━━━━━ MATERIAL SHOWN

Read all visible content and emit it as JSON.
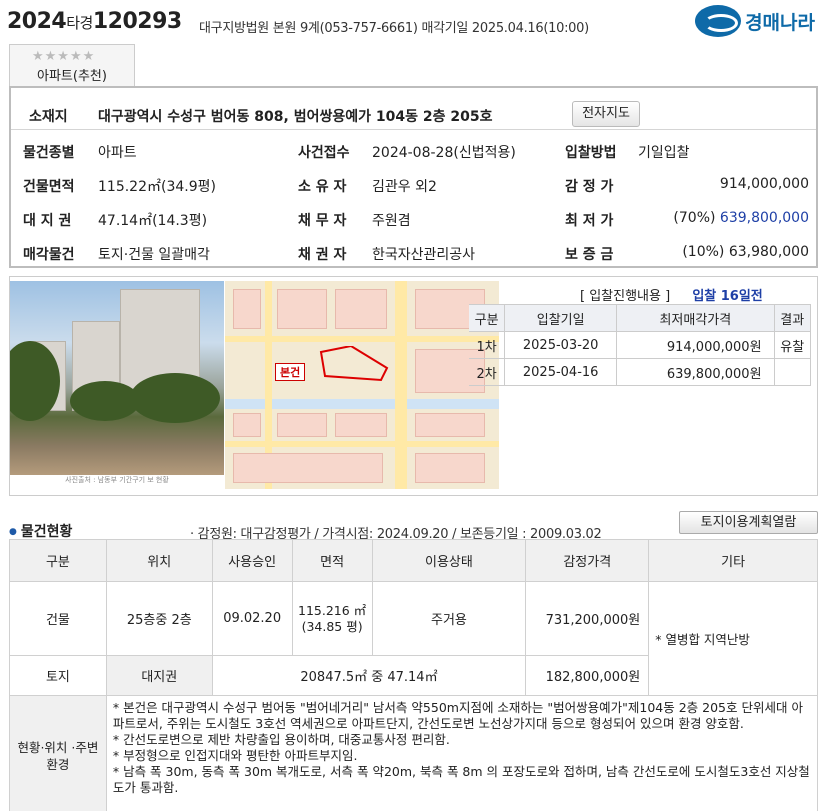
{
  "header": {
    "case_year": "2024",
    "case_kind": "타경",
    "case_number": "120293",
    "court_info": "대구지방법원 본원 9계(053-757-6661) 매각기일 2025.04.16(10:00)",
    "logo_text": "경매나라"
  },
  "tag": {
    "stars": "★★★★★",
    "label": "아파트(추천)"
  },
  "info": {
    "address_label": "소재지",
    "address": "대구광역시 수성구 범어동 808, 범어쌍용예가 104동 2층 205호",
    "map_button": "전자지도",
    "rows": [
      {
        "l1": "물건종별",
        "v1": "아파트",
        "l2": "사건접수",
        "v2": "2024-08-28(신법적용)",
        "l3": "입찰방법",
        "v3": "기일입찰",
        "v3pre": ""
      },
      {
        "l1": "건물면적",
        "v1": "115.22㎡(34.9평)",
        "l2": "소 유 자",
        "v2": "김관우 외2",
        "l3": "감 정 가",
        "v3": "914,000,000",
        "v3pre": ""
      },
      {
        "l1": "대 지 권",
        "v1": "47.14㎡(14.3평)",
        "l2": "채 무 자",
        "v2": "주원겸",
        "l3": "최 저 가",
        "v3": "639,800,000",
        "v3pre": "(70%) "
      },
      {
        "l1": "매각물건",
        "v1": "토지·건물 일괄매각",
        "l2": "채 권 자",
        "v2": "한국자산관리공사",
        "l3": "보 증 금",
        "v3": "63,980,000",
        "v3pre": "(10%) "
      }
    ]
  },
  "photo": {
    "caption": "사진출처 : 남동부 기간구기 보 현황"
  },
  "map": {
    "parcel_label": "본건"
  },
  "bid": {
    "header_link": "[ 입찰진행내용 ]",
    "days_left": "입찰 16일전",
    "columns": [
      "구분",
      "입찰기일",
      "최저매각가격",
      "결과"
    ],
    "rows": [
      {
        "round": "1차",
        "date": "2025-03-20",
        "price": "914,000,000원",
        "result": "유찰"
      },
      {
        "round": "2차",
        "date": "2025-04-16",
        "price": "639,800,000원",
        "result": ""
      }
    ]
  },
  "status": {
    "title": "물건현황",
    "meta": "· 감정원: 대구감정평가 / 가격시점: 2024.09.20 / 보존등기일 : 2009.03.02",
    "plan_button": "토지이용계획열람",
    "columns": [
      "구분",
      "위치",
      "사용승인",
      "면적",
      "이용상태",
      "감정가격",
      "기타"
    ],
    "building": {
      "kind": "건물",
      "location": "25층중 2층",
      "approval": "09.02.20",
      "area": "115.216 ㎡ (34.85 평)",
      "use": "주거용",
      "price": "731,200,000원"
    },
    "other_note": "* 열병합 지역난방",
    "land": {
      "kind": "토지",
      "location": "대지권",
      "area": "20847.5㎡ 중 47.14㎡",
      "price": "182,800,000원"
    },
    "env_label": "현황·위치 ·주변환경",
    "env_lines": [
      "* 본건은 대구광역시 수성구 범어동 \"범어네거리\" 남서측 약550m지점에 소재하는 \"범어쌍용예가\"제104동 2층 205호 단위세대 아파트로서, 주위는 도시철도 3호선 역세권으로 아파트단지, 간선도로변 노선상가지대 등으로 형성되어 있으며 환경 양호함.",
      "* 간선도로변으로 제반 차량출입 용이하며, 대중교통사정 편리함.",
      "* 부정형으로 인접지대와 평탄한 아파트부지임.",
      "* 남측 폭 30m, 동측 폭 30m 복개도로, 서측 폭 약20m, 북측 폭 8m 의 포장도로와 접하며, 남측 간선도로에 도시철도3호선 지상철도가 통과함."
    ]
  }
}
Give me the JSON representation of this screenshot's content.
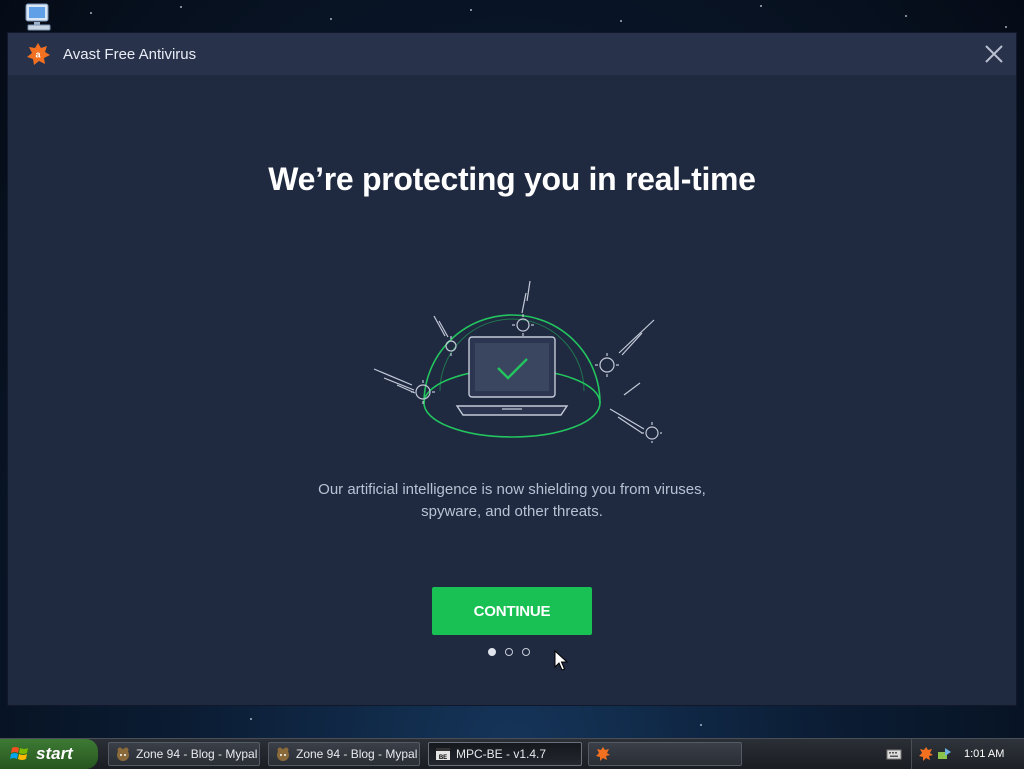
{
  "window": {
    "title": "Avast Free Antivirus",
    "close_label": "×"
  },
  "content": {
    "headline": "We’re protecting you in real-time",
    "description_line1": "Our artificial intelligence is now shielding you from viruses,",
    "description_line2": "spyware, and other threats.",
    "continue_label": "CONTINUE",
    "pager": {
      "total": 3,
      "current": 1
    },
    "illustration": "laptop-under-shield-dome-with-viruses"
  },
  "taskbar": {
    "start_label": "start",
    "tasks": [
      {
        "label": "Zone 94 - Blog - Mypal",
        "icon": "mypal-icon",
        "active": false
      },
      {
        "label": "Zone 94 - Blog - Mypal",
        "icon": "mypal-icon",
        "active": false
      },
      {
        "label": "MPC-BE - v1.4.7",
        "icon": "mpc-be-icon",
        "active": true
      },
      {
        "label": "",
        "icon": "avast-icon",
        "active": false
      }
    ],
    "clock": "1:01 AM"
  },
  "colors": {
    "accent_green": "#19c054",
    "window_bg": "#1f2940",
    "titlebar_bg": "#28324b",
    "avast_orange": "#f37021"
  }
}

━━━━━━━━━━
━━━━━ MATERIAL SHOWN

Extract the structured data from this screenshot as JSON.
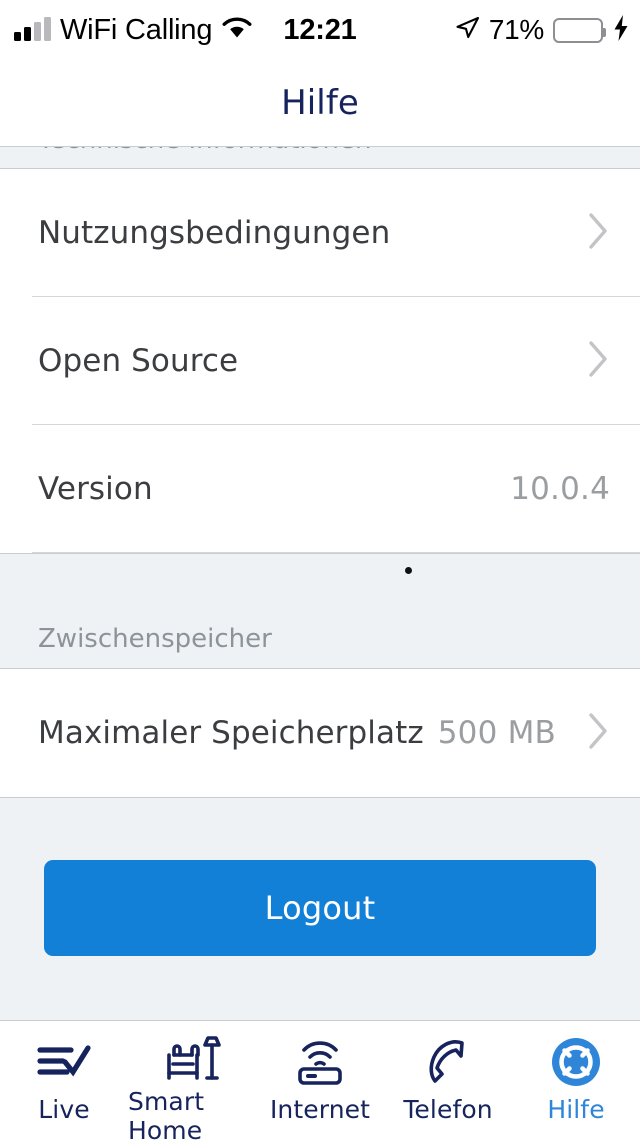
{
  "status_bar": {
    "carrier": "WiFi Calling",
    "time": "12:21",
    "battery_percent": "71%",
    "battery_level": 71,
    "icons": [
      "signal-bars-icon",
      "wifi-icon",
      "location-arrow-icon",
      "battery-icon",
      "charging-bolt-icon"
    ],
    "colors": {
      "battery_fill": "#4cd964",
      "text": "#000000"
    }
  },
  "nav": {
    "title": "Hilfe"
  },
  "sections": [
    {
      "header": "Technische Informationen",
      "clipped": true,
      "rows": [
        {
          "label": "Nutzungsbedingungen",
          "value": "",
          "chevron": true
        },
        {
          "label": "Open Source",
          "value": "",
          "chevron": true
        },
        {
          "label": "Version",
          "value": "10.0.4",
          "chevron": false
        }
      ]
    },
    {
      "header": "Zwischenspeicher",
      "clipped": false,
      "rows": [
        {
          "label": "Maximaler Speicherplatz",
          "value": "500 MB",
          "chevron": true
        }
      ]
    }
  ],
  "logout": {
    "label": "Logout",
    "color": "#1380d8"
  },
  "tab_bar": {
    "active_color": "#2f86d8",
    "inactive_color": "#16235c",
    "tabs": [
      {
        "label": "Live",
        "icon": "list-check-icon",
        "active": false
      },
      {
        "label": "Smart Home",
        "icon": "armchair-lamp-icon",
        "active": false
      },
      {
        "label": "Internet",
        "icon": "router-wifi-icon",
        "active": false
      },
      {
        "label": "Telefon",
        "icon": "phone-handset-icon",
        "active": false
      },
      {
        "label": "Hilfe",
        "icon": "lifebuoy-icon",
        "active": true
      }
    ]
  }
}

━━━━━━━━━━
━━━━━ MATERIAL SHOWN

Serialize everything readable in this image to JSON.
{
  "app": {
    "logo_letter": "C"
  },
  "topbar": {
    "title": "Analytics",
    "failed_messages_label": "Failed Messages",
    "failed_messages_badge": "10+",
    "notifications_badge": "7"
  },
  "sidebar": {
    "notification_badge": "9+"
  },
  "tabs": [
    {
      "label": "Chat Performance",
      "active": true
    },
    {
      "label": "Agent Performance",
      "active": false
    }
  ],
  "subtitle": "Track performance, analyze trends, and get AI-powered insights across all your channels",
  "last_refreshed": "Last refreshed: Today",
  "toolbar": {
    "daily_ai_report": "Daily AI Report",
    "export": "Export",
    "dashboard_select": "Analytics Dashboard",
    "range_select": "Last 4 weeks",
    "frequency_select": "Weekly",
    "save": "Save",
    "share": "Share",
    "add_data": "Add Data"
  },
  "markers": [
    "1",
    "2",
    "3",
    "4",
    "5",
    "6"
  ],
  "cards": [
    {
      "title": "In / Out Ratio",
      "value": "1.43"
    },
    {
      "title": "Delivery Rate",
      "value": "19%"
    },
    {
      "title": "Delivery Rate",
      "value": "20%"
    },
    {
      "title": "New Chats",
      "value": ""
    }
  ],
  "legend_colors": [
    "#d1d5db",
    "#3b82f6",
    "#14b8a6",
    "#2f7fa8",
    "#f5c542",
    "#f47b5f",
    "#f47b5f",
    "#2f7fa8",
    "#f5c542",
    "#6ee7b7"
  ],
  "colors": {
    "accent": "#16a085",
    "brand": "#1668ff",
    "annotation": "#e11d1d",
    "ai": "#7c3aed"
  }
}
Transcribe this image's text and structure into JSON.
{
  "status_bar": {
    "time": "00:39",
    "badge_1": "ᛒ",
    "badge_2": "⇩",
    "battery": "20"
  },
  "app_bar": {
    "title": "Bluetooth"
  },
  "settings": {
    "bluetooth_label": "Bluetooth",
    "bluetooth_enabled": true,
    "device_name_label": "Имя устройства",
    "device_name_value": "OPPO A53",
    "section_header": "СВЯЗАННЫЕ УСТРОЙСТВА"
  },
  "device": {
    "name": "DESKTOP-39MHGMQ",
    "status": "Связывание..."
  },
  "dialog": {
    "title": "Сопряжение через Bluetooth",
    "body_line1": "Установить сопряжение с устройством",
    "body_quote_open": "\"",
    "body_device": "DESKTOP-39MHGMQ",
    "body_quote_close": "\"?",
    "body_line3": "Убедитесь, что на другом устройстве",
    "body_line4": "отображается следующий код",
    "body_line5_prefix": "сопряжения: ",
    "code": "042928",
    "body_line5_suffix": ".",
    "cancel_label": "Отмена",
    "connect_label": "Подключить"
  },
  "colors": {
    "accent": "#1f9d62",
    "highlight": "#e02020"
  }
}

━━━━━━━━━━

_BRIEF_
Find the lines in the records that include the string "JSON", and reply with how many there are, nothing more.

_EXERCISE ANSWER_
5